== Segment start ==
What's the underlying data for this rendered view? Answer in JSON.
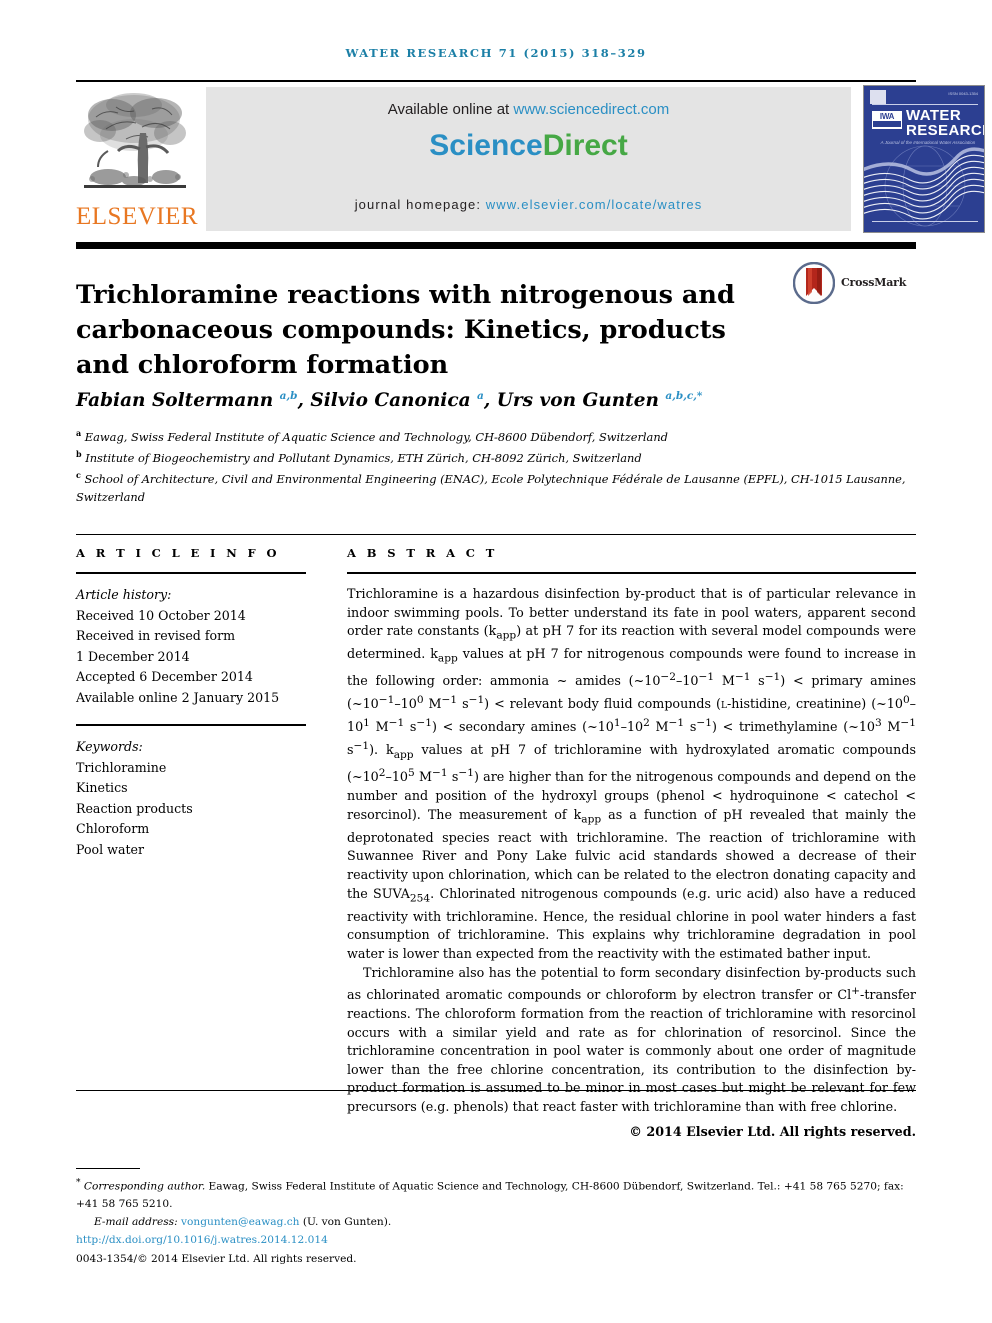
{
  "running_head": "WATER RESEARCH 71 (2015) 318–329",
  "masthead": {
    "publisher_name": "ELSEVIER",
    "available_prefix": "Available online at ",
    "available_url": "www.sciencedirect.com",
    "sciencedirect_part1": "Science",
    "sciencedirect_part2": "Direct",
    "homepage_prefix": "journal homepage: ",
    "homepage_url": "www.elsevier.com/locate/watres",
    "cover": {
      "title_line1": "WATER",
      "title_line2": "RESEARCH",
      "subtitle": "A Journal of the International Water Association",
      "iwa_text": "IWA",
      "issn_text": "ISSN 0043-1354"
    }
  },
  "article": {
    "title": "Trichloramine reactions with nitrogenous and carbonaceous compounds: Kinetics, products and chloroform formation",
    "crossmark_label": "CrossMark",
    "authors": [
      {
        "name": "Fabian Soltermann",
        "sup": "a,b",
        "sep": ", "
      },
      {
        "name": "Silvio Canonica",
        "sup": "a",
        "sep": ", "
      },
      {
        "name": "Urs von Gunten",
        "sup": "a,b,c,*",
        "sep": ""
      }
    ],
    "affiliations": [
      {
        "marker": "a",
        "text": "Eawag, Swiss Federal Institute of Aquatic Science and Technology, CH-8600 Dübendorf, Switzerland"
      },
      {
        "marker": "b",
        "text": "Institute of Biogeochemistry and Pollutant Dynamics, ETH Zürich, CH-8092 Zürich, Switzerland"
      },
      {
        "marker": "c",
        "text": "School of Architecture, Civil and Environmental Engineering (ENAC), Ecole Polytechnique Fédérale de Lausanne (EPFL), CH-1015 Lausanne, Switzerland"
      }
    ]
  },
  "article_info": {
    "heading": "A R T I C L E   I N F O",
    "history_label": "Article history:",
    "history": [
      "Received 10 October 2014",
      "Received in revised form",
      "1 December 2014",
      "Accepted 6 December 2014",
      "Available online 2 January 2015"
    ],
    "keywords_label": "Keywords:",
    "keywords": [
      "Trichloramine",
      "Kinetics",
      "Reaction products",
      "Chloroform",
      "Pool water"
    ]
  },
  "abstract": {
    "heading": "A B S T R A C T",
    "paragraph1_html": "Trichloramine is a hazardous disinfection by-product that is of particular relevance in indoor swimming pools. To better understand its fate in pool waters, apparent second order rate constants (k<sub>app</sub>) at pH 7 for its reaction with several model compounds were determined. k<sub>app</sub> values at pH 7 for nitrogenous compounds were found to increase in the following order: ammonia &#126; amides (&#126;10<sup>−2</sup>–10<sup>−1</sup> M<sup>−1</sup> s<sup>−1</sup>) &lt; primary amines (&#126;10<sup>−1</sup>–10<sup>0</sup> M<sup>−1</sup> s<sup>−1</sup>) &lt; relevant body fluid compounds (<span style=\"font-variant:small-caps\">l</span>-histidine, creatinine) (&#126;10<sup>0</sup>–10<sup>1</sup> M<sup>−1</sup> s<sup>−1</sup>) &lt; secondary amines (&#126;10<sup>1</sup>–10<sup>2</sup> M<sup>−1</sup> s<sup>−1</sup>) &lt; trimethylamine (&#126;10<sup>3</sup> M<sup>−1</sup> s<sup>−1</sup>). k<sub>app</sub> values at pH 7 of trichloramine with hydroxylated aromatic compounds (&#126;10<sup>2</sup>–10<sup>5</sup> M<sup>−1</sup> s<sup>−1</sup>) are higher than for the nitrogenous compounds and depend on the number and position of the hydroxyl groups (phenol &lt; hydroquinone &lt; catechol &lt; resorcinol). The measurement of k<sub>app</sub> as a function of pH revealed that mainly the deprotonated species react with trichloramine. The reaction of trichloramine with Suwannee River and Pony Lake fulvic acid standards showed a decrease of their reactivity upon chlorination, which can be related to the electron donating capacity and the SUVA<sub>254</sub>. Chlorinated nitrogenous compounds (e.g. uric acid) also have a reduced reactivity with trichloramine. Hence, the residual chlorine in pool water hinders a fast consumption of trichloramine. This explains why trichloramine degradation in pool water is lower than expected from the reactivity with the estimated bather input.",
    "paragraph2_html": "Trichloramine also has the potential to form secondary disinfection by-products such as chlorinated aromatic compounds or chloroform by electron transfer or Cl<sup>+</sup>-transfer reactions. The chloroform formation from the reaction of trichloramine with resorcinol occurs with a similar yield and rate as for chlorination of resorcinol. Since the trichloramine concentration in pool water is commonly about one order of magnitude lower than the free chlorine concentration, its contribution to the disinfection by-product formation is assumed to be minor in most cases but might be relevant for few precursors (e.g. phenols) that react faster with trichloramine than with free chlorine.",
    "copyright": "© 2014 Elsevier Ltd. All rights reserved."
  },
  "footer": {
    "corresponding_html": "<span class=\"star\">*</span> <span class=\"it\">Corresponding author.</span> Eawag, Swiss Federal Institute of Aquatic Science and Technology, CH-8600 Dübendorf, Switzerland. Tel.: +41 58 765 5270; fax: +41 58 765 5210.",
    "email_label": "E-mail address:",
    "email": "vongunten@eawag.ch",
    "email_suffix": "(U. von Gunten).",
    "doi": "http://dx.doi.org/10.1016/j.watres.2014.12.014",
    "issn_line": "0043-1354/© 2014 Elsevier Ltd. All rights reserved."
  },
  "colors": {
    "link_blue": "#2a8fc4",
    "running_head_blue": "#1b7fa6",
    "elsevier_orange": "#E87722",
    "sciencedirect_green": "#46a845",
    "cover_blue": "#2c3f91"
  }
}
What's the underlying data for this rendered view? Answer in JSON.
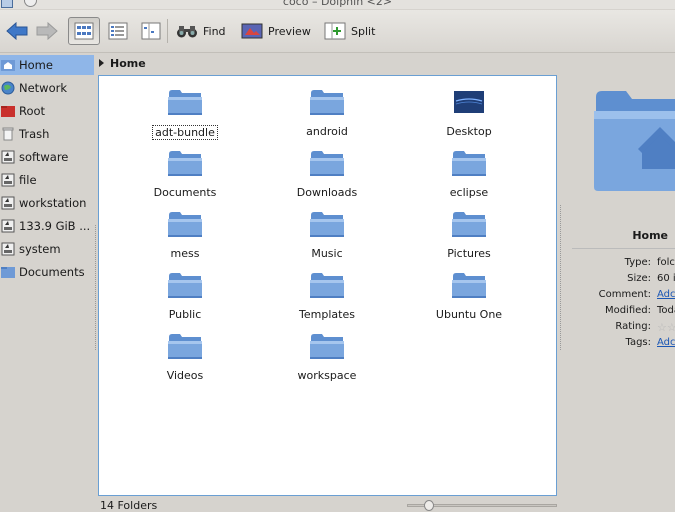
{
  "window": {
    "title": "coco – Dolphin <2>"
  },
  "toolbar": {
    "find_label": "Find",
    "preview_label": "Preview",
    "split_label": "Split"
  },
  "places": [
    {
      "label": "Home",
      "icon": "home-folder-icon",
      "selected": true
    },
    {
      "label": "Network",
      "icon": "network-icon"
    },
    {
      "label": "Root",
      "icon": "root-folder-icon"
    },
    {
      "label": "Trash",
      "icon": "trash-icon"
    },
    {
      "label": "software",
      "icon": "drive-icon"
    },
    {
      "label": "file",
      "icon": "drive-icon"
    },
    {
      "label": "workstation",
      "icon": "drive-icon"
    },
    {
      "label": "133.9 GiB ...",
      "icon": "drive-icon"
    },
    {
      "label": "system",
      "icon": "drive-icon"
    },
    {
      "label": "Documents",
      "icon": "folder-icon"
    }
  ],
  "breadcrumb": {
    "current": "Home"
  },
  "files": [
    {
      "name": "adt-bundle",
      "icon": "folder-icon",
      "focused": true
    },
    {
      "name": "android",
      "icon": "folder-icon"
    },
    {
      "name": "Desktop",
      "icon": "desktop-folder-icon"
    },
    {
      "name": "Documents",
      "icon": "folder-icon"
    },
    {
      "name": "Downloads",
      "icon": "folder-icon"
    },
    {
      "name": "eclipse",
      "icon": "folder-icon"
    },
    {
      "name": "mess",
      "icon": "folder-icon"
    },
    {
      "name": "Music",
      "icon": "folder-icon"
    },
    {
      "name": "Pictures",
      "icon": "folder-icon"
    },
    {
      "name": "Public",
      "icon": "folder-icon"
    },
    {
      "name": "Templates",
      "icon": "folder-icon"
    },
    {
      "name": "Ubuntu One",
      "icon": "folder-icon"
    },
    {
      "name": "Videos",
      "icon": "folder-icon"
    },
    {
      "name": "workspace",
      "icon": "folder-icon"
    }
  ],
  "status": {
    "text": "14 Folders"
  },
  "info": {
    "name": "Home",
    "properties": [
      {
        "key": "Type:",
        "value": "folc"
      },
      {
        "key": "Size:",
        "value": "60 i"
      },
      {
        "key": "Comment:",
        "value": "Adc",
        "link": true
      },
      {
        "key": "Modified:",
        "value": "Toda"
      },
      {
        "key": "Rating:",
        "value": "",
        "rating": true
      },
      {
        "key": "Tags:",
        "value": "Adc",
        "link": true
      }
    ]
  },
  "colors": {
    "accent": "#8fb6e8",
    "folder": "#7aa6de",
    "link": "#1c57b5"
  }
}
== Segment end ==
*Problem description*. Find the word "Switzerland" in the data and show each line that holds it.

*Output for this task*.
        "text": "Eawag, Swiss Federal Institute of Aquatic Science and Technology, CH-8600 Dübendorf, Switzerland"
        "text": "Institute of Biogeochemistry and Pollutant Dynamics, ETH Zürich, CH-8092 Zürich, Switzerland"
        "text": "School of Architecture, Civil and Environmental Engineering (ENAC), Ecole Polytechnique Fédérale de Lausanne (EPFL), CH-1015 Lausanne, Switzerland"
    "corresponding_html": "<span class=\"star\">*</span> <span class=\"it\">Corresponding author.</span> Eawag, Swiss Federal Institute of Aquatic Science and Technology, CH-8600 Dübendorf, Switzerland. Tel.: +41 58 765 5270; fax: +41 58 765 5210.",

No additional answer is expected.